YOUR TASK >>
Please copy every line from the records below that contains the string "sitio".

Data excerpts >>
______________________________

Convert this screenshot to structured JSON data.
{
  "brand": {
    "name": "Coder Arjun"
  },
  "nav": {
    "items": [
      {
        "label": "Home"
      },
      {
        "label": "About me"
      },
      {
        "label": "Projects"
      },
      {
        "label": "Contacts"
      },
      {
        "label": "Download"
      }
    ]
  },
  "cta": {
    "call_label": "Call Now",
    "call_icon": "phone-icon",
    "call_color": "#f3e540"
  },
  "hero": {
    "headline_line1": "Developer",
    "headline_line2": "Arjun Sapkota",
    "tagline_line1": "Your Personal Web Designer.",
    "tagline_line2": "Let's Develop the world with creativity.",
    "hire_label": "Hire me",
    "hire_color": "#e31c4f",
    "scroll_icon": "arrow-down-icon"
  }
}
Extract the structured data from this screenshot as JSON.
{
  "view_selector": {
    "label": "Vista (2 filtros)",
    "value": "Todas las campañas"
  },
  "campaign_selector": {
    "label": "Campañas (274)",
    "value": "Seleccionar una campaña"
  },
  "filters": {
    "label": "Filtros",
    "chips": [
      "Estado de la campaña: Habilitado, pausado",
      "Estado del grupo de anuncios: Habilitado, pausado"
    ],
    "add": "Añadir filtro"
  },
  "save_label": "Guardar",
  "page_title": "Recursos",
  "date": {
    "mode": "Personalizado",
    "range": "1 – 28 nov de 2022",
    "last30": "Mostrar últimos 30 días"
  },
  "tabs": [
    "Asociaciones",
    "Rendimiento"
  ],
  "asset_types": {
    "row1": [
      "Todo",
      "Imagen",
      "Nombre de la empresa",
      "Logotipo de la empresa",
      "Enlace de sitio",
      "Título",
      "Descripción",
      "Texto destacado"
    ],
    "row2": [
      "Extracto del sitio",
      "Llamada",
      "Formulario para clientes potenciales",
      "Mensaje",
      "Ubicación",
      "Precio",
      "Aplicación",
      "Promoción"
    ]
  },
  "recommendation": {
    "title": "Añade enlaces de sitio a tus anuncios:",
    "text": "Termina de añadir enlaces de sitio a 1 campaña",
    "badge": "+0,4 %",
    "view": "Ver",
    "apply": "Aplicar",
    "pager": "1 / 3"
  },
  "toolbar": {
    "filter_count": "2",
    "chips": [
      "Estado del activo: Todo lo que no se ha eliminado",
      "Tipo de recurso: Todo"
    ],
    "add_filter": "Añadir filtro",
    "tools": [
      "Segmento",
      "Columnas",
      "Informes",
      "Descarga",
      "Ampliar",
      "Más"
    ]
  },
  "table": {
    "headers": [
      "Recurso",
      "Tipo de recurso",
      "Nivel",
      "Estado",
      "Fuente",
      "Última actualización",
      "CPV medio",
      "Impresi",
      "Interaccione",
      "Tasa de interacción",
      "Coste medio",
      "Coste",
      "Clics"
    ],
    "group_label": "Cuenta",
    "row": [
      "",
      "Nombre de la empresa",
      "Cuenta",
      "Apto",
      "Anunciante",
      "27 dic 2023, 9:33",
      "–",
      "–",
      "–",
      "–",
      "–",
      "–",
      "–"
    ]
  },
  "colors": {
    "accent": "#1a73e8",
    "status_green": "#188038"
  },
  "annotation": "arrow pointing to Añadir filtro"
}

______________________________

WRITTEN RESPONSE >>
      "Enlace de sitio",
      "Extracto del sitio",
    "title": "Añade enlaces de sitio a tus anuncios:",
    "text": "Termina de añadir enlaces de sitio a 1 campaña",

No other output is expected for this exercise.